4...dxe4 preserves the important dark-squared bishop, but at quite a high cost in space and mobility. It's "unfrench" in feel, but is quite solid and might suit some people, particularly refugees from the 4...Nd7 Caro Kann.
  
Back to top
 
IP Logged
 
Smyslov_Fan
YaBB Moderator
Correspondence fan
*****
Offline


Progress depends on the
unreasonable man. ~GBS

Posts: 6902
Joined: 06/15/05
Re: Classical French: Dynamic?
Reply #3 - 10/31/07 at 06:55:26
Post Tools
My two greatest problems in playing the Classical French are the Alekhin-Chatard Attack and a line in the Classical with Bd3 that allows Black to play for a draw or a loss.  Most players don't know the second line so I pretend it doesn't exist and usually get fine positions with plenty of chances for interesting counterplay in the Classical French.

BTW, Masters who choose 7.(?)Bd3 don't usually allow the drawing line in the Classical French, so it's a safe bet to go into it.

I'd have to go back and look up the line to see the exact move order, but Mikhail Gurevich used to play the Black side of the drawing line and found ways to win even against IMs and GMs when his opponents tried to win.
  
Back to top
 
IP Logged
 
lnn2
God Member
*****
Offline



Posts: 1504
Location: nc
Joined: 09/22/04
Re: Classical French: Dynamic?
Reply #2 - 10/31/07 at 04:58:31
Post Tools
3. Nc3 Nf6 4. Bg5! is THE problem.

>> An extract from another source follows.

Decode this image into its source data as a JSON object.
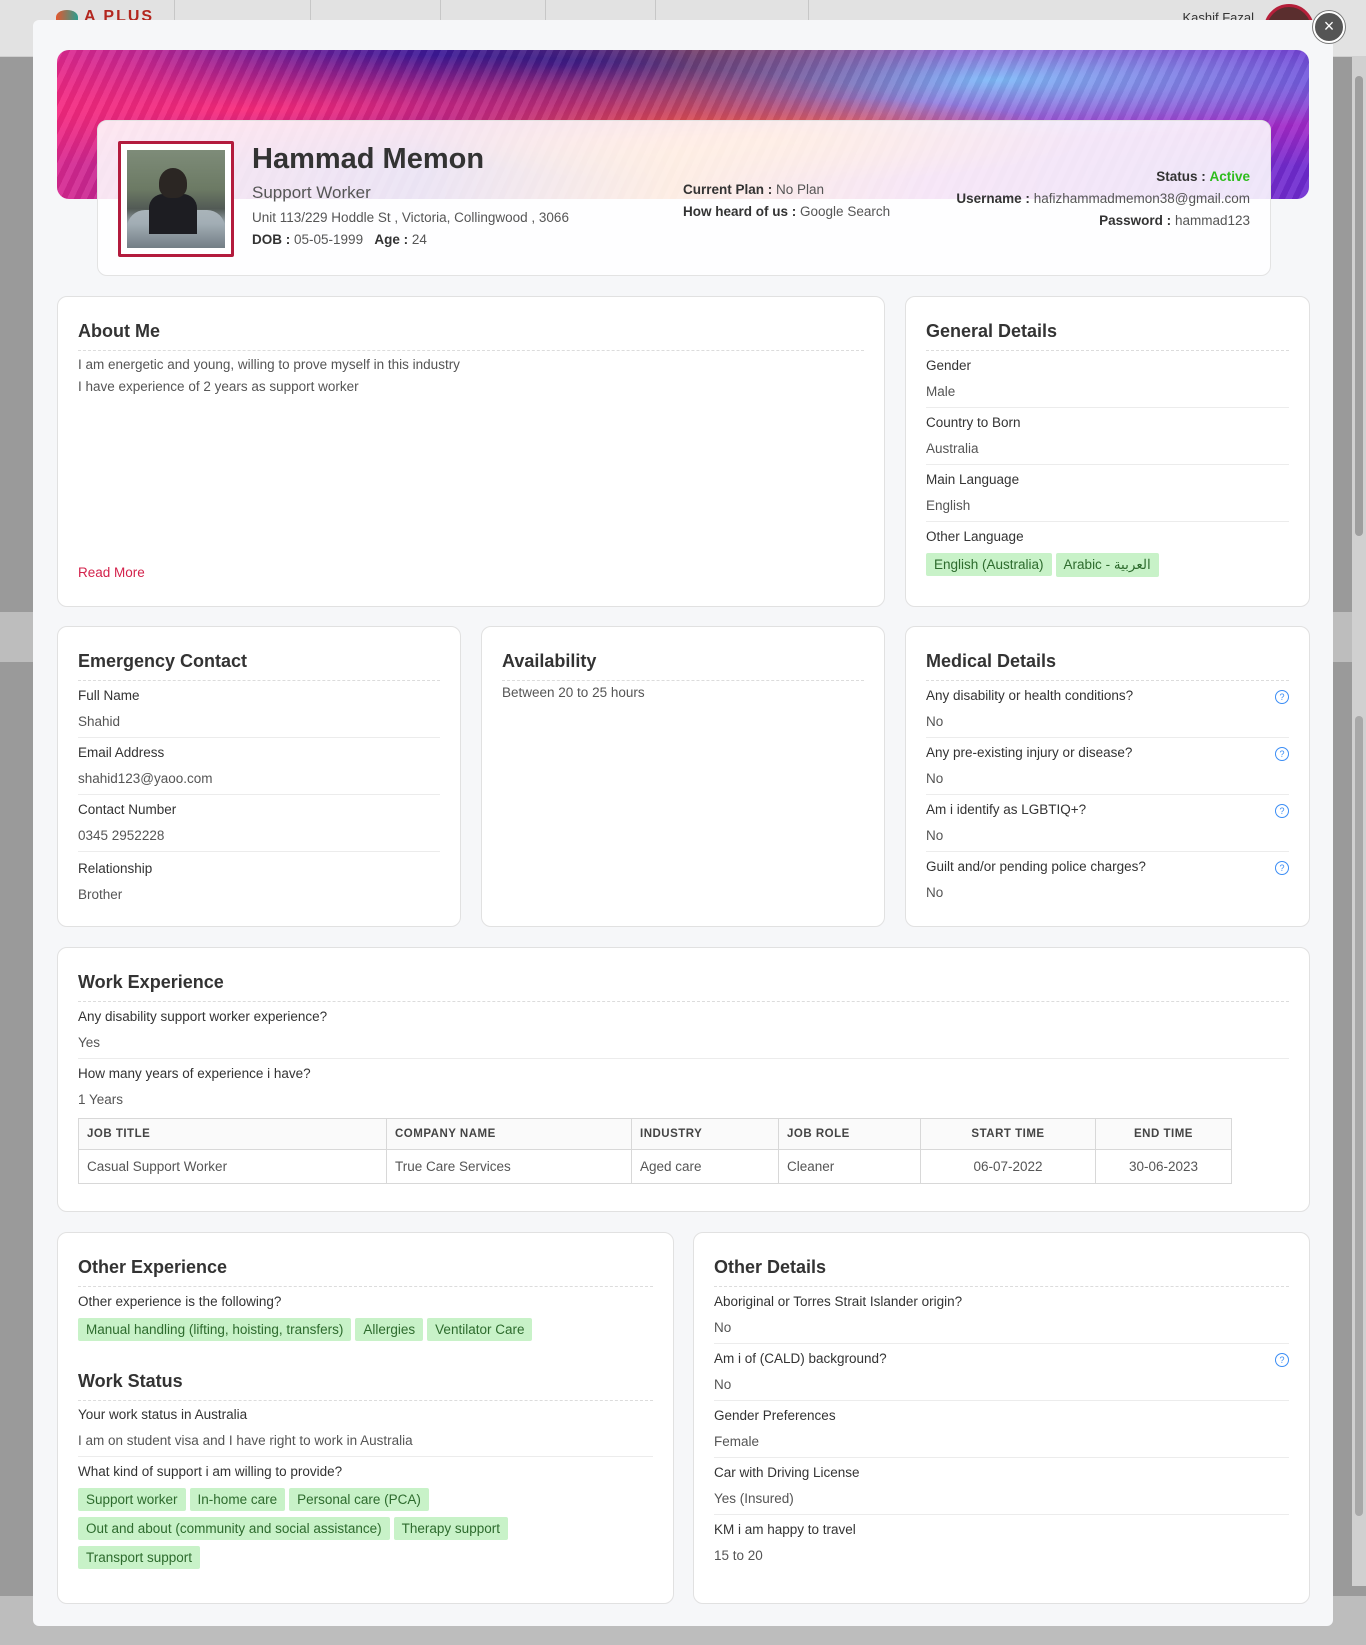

After 4... dxe4 and 4... Be7, the onus is on Black to know some specific lines, as White's position is easier to play on general principles, therefore the MacCutcheon is the best practical try as White must also demonstrate sophistication and finesses. At this moment, I feel a well-booked White can cause some difficulties after 6. Be3 and 6. Bc1, but Black is not much worse than in the main lines of the Breyer/Zaitsev Ruy Lopez, which as you will know, has such pedigree.

If both sides know their theory after 4. Bg5 equally well (that's a big IF really), I must admit Black doesn't have good winning chances against an equal or stronger opponent (compared to the Winawer or Najdorf), but i think Black retains good chances to win if White is say, >100 elo weaker.
  
Back to top
 
IP Logged
 
Deepthought
Ex Member
*



Re: Classical French: Dynamic?
Reply #1 - 10/30/07 at 20:07:07
Post Tools
as you mentioned, e4 e6 d4 Nc3 Nf6 e4 Nf-d7 is a quite good winning attempt for black,
according to my 07 database including all the major tournaments from 07 mentionend on chessbase,
black has numerous wins in this Nf6 e5 variation, the winawer in contrary scores quite bad on gm level ...
I think Morozevich choses Bb4 after Bg5, the so called McCutcheon ...
also a quite good winning attempt I think ...
  
Back to top
 
IP Logged
 
Markovich
God Member
*****
Offline



Posts: 6099
Location: Columbus, Ohio
Joined: 09/17/04
C10-C14: Classical French: Dynamic?
10/30/07 at 19:42:42
Post Tools
Does anyone think that the Classical French, and I'm not talking about the Burn, is suffiently dynamic to be played for a win?  I think that is unmistakbly true of Black's side of the Steinitz Variation, but I am less certain after 4.Bg5 Be7.  Relatedly, how are Black's chances against the Alekhine-Chatard?

I am by no means familiar with the theory of the Classical, rather ignorant in fact.  I'm just seeking the opinion of those with more experience than I.  But I would like to broaden my understanding of the game before these atoms that constitute me find a different use in the Totality of Things.

« Last Edit: 07/27/11 at 19:24:02 by dom »  

The Great Oz has spoken!
Back to top
 
IP Logged
 
Bookmarks: del.icio.us Digg Facebook Google Google+ Linked in reddit StumbleUpon Twitter Yahoo